Michael Boles presented information on behalf of the North Carolina Adult Day Services Association. North Carolina has 92 certified centers, in 47 counties, serving up to 24,918 participants. The waiting list continues to grow. He reported the NC Median Annual Charge per person for the following services: Adult Day Care – $12,935; Home Care $40,612; Assisted Living – $36,000; Nursing Home – $78,840 to $89,424. (Source: Genworth Financial Long Term Care Cost Study 2016.)
Linda Shaw of the North Carolina PACE Association (Programs of All-Inclusive Care for the Elderly), reported that the program has been stalled or frozen in the central part of the state for the last five years. The program has proven to be cost effective. She encouraged attendees/advocates to voice concern regarding expanding the program into other counties/regions. PACE is a permanent Medicare program that has full and unlimited risk for all needed care. Existing state regulations and restrictions increase the costs and inhibit the ability to provide all-inclusive care to PACE participants.
The North Carolina Senior Tar Heel Legislature promotes citizen involvement and advocacy concerning aging issues before the General Assembly, as well as assesses the legislative needs of older adults by convening a forum modeled after the North Carolina General Assembly. For more information contact Dare County Delegate Kaye White at (252) 441-7062, Mary Ellen Hawthorne, Alternate, at (252) 480-1062 or the Albermarle Commission Regional Area Agency on Aging at (252) 426-5753. You can also visit the NCSTHL website at http://www.ncsthl.org as well as our Facebook page, search for North Carolina Senior Tar Heel Legislature.

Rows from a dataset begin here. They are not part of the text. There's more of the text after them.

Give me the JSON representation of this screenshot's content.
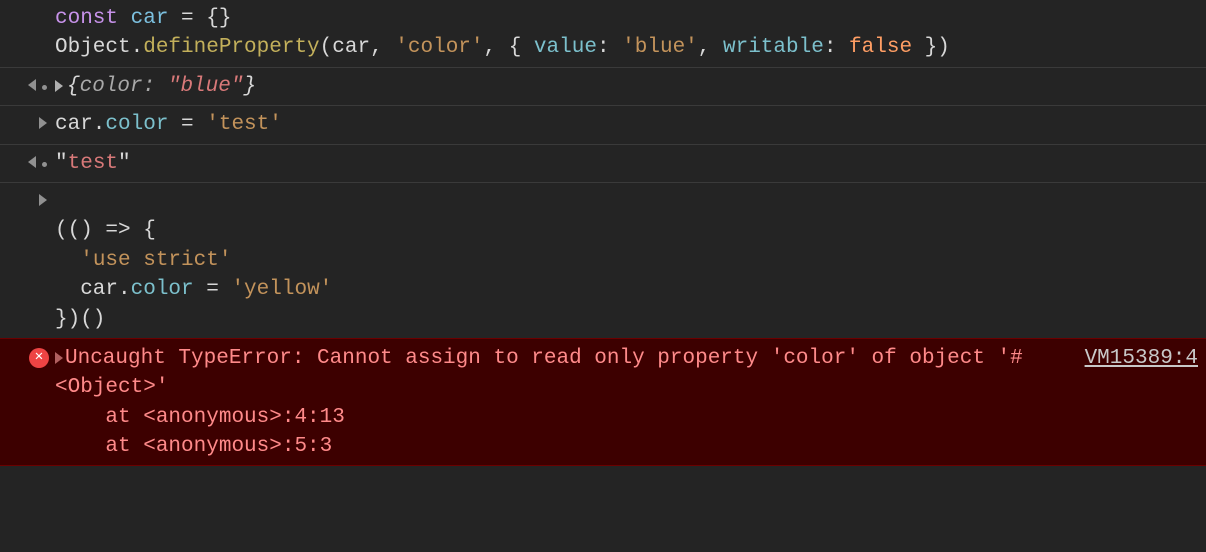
{
  "entries": {
    "input1": {
      "line1": {
        "kw": "const",
        "var": " car",
        "rest": " = {}"
      },
      "line2": {
        "p1": "Object.",
        "fn": "defineProperty",
        "p2": "(car, ",
        "s1": "'color'",
        "p3": ", { ",
        "k1": "value",
        "p4": ": ",
        "s2": "'blue'",
        "p5": ", ",
        "k2": "writable",
        "p6": ": ",
        "b1": "false",
        "p7": " })"
      }
    },
    "output1": {
      "open": "{",
      "pname": "color:",
      "pval": " \"blue\"",
      "close": "}"
    },
    "input2": {
      "p1": "car.",
      "prop": "color",
      "p2": " = ",
      "s1": "'test'"
    },
    "output2": {
      "q1": "\"",
      "val": "test",
      "q2": "\""
    },
    "input3": {
      "l1": "(() => {",
      "l2a": "  ",
      "l2b": "'use strict'",
      "l3a": "  car.",
      "l3b": "color",
      "l3c": " = ",
      "l3d": "'yellow'",
      "l4": "})()"
    },
    "error": {
      "message": "Uncaught TypeError: Cannot assign to read only property 'color' of object '#<Object>'",
      "stack1": "    at <anonymous>:4:13",
      "stack2": "    at <anonymous>:5:3",
      "source": "VM15389:4"
    }
  }
}
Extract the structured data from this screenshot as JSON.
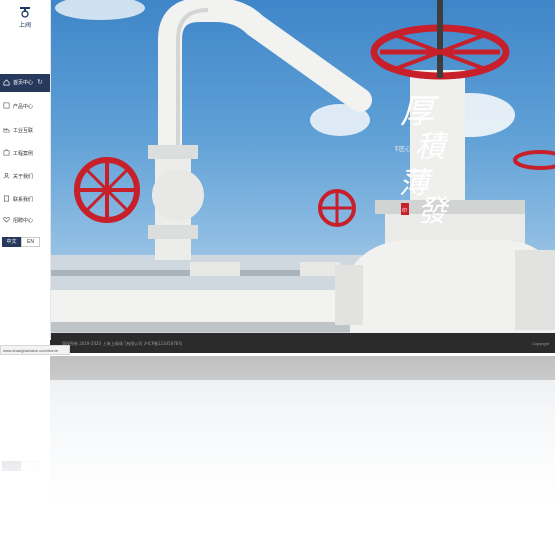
{
  "brand": {
    "logo_text": "上阀"
  },
  "sidebar": {
    "active_item": {
      "label": "首页中心",
      "icon": "home-icon"
    },
    "items": [
      {
        "label": "产品中心",
        "icon": "product-icon"
      },
      {
        "label": "工业互联",
        "icon": "industry-icon"
      },
      {
        "label": "工程案例",
        "icon": "case-icon"
      },
      {
        "label": "关于我们",
        "icon": "about-icon"
      },
      {
        "label": "联系我们",
        "icon": "contact-icon"
      },
      {
        "label": "招聘中心",
        "icon": "recruit-icon"
      }
    ]
  },
  "language": {
    "cn": "中文",
    "en": "EN"
  },
  "hero": {
    "headline": [
      "厚",
      "積",
      "薄",
      "發"
    ],
    "subtext": "百年匠心",
    "seal": "印"
  },
  "footer": {
    "left_text": "版权所有 2019-2020 上海上阀阀门有限公司 沪ICP备12345678号",
    "right_text": "Copyright"
  },
  "status_url": "www.shanghaivalve.com/home",
  "colors": {
    "nav_active": "#26395c",
    "valve_red": "#c8202a",
    "pipe_white": "#f2f2f0",
    "footer_bg": "#2b2b2b"
  }
}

The next meeting of the NCSTHL will be held October 3-4, 2017 in Chapel Hill. During that session, new officers will be elected for the 2018-2019 term.